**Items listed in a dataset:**
☆ ☆ ☆ ☆

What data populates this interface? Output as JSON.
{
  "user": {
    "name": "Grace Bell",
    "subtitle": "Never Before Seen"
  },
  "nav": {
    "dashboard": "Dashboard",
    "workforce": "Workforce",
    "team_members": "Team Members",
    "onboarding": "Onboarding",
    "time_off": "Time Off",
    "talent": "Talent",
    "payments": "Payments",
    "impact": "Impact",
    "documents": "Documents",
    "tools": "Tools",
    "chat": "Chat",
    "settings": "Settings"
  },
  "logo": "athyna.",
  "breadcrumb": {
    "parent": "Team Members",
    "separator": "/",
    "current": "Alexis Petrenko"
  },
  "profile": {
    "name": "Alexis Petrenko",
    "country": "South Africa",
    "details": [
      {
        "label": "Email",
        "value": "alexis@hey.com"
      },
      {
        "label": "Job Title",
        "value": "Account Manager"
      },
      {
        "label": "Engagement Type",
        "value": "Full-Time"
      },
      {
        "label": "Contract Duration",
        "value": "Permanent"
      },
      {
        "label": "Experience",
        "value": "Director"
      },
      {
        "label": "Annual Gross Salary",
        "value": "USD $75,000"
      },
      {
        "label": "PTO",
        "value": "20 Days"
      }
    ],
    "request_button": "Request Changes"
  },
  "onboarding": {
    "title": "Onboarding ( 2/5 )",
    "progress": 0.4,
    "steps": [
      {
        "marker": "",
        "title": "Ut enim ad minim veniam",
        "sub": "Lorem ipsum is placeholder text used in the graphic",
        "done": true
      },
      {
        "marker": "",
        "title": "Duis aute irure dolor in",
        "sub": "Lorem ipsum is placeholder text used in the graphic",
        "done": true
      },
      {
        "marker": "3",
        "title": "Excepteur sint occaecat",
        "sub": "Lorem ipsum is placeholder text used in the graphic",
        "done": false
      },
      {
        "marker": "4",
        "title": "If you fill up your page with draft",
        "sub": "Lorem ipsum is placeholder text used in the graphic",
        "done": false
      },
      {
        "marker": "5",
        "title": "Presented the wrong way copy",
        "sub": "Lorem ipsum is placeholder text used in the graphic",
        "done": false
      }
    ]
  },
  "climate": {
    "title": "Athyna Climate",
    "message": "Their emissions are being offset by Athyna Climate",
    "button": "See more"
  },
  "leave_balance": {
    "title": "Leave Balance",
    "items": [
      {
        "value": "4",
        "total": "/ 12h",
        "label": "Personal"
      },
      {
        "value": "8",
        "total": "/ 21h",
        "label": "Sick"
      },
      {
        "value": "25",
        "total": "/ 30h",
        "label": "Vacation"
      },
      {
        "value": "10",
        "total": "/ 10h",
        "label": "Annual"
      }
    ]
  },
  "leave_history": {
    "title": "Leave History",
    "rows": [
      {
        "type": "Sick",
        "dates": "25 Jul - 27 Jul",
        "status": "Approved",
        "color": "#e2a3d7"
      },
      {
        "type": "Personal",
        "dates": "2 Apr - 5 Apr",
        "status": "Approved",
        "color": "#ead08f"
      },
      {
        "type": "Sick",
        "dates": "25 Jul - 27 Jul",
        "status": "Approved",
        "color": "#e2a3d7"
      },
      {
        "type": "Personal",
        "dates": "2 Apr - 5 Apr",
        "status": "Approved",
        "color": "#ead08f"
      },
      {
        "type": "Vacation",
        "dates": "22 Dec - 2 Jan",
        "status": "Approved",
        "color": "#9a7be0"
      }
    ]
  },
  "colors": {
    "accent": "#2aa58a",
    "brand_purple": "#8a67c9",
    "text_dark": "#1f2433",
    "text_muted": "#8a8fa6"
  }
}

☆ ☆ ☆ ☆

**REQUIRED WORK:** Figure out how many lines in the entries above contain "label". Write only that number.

**EXERCISE RESPONSE:** 11